### [Directions]
Give only the number of lines in the listing below where the string "button" occurs.

### [Dataset]

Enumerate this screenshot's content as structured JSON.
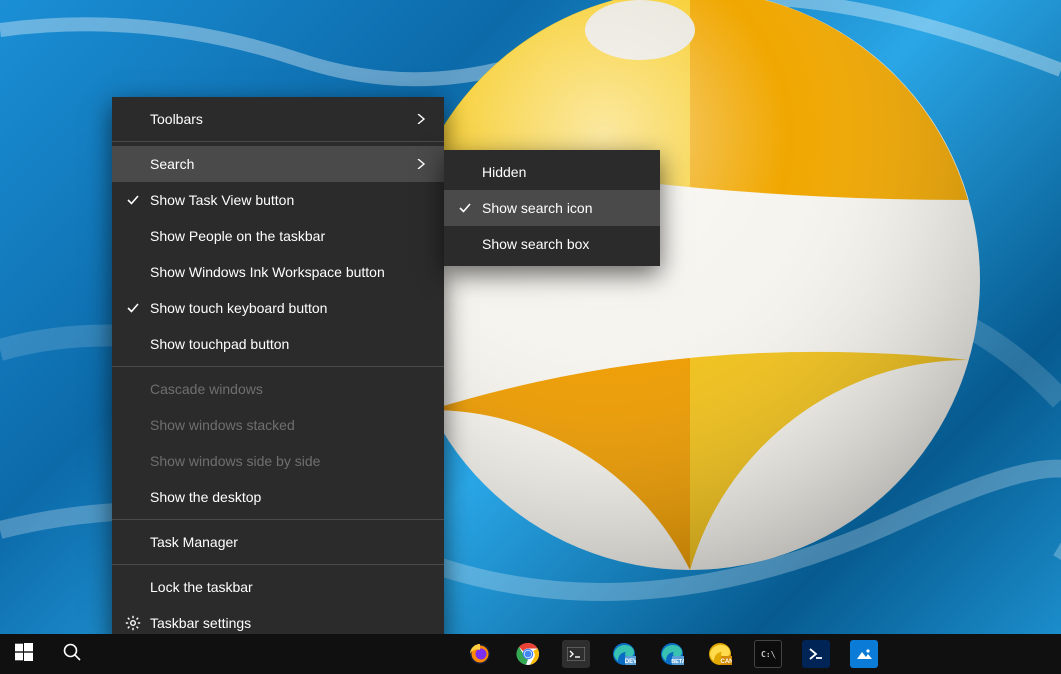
{
  "main_menu": {
    "toolbars": "Toolbars",
    "search": "Search",
    "show_task_view": "Show Task View button",
    "show_people": "Show People on the taskbar",
    "show_ink": "Show Windows Ink Workspace button",
    "show_touch_keyboard": "Show touch keyboard button",
    "show_touchpad": "Show touchpad button",
    "cascade": "Cascade windows",
    "stacked": "Show windows stacked",
    "sidebyside": "Show windows side by side",
    "show_desktop": "Show the desktop",
    "task_manager": "Task Manager",
    "lock_taskbar": "Lock the taskbar",
    "taskbar_settings": "Taskbar settings"
  },
  "sub_menu": {
    "hidden": "Hidden",
    "show_icon": "Show search icon",
    "show_box": "Show search box"
  },
  "taskbar": {
    "start": "Start",
    "search": "Search",
    "apps": [
      {
        "name": "firefox",
        "bg": "#1d1d1d"
      },
      {
        "name": "chrome",
        "bg": "#1d1d1d"
      },
      {
        "name": "terminal",
        "bg": "#2e2e2e"
      },
      {
        "name": "edge-dev",
        "bg": "#1d1d1d"
      },
      {
        "name": "edge-beta",
        "bg": "#1d1d1d"
      },
      {
        "name": "edge-canary",
        "bg": "#1d1d1d"
      },
      {
        "name": "cmd",
        "bg": "#0c0c0c"
      },
      {
        "name": "powershell",
        "bg": "#012456"
      },
      {
        "name": "photos",
        "bg": "#0a7bd6"
      }
    ]
  },
  "colors": {
    "menu_bg": "#2b2b2b",
    "menu_hover": "#4a4a4a",
    "menu_disabled": "#6f6f6f",
    "taskbar_bg": "#101010"
  }
}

### [Written solution]
4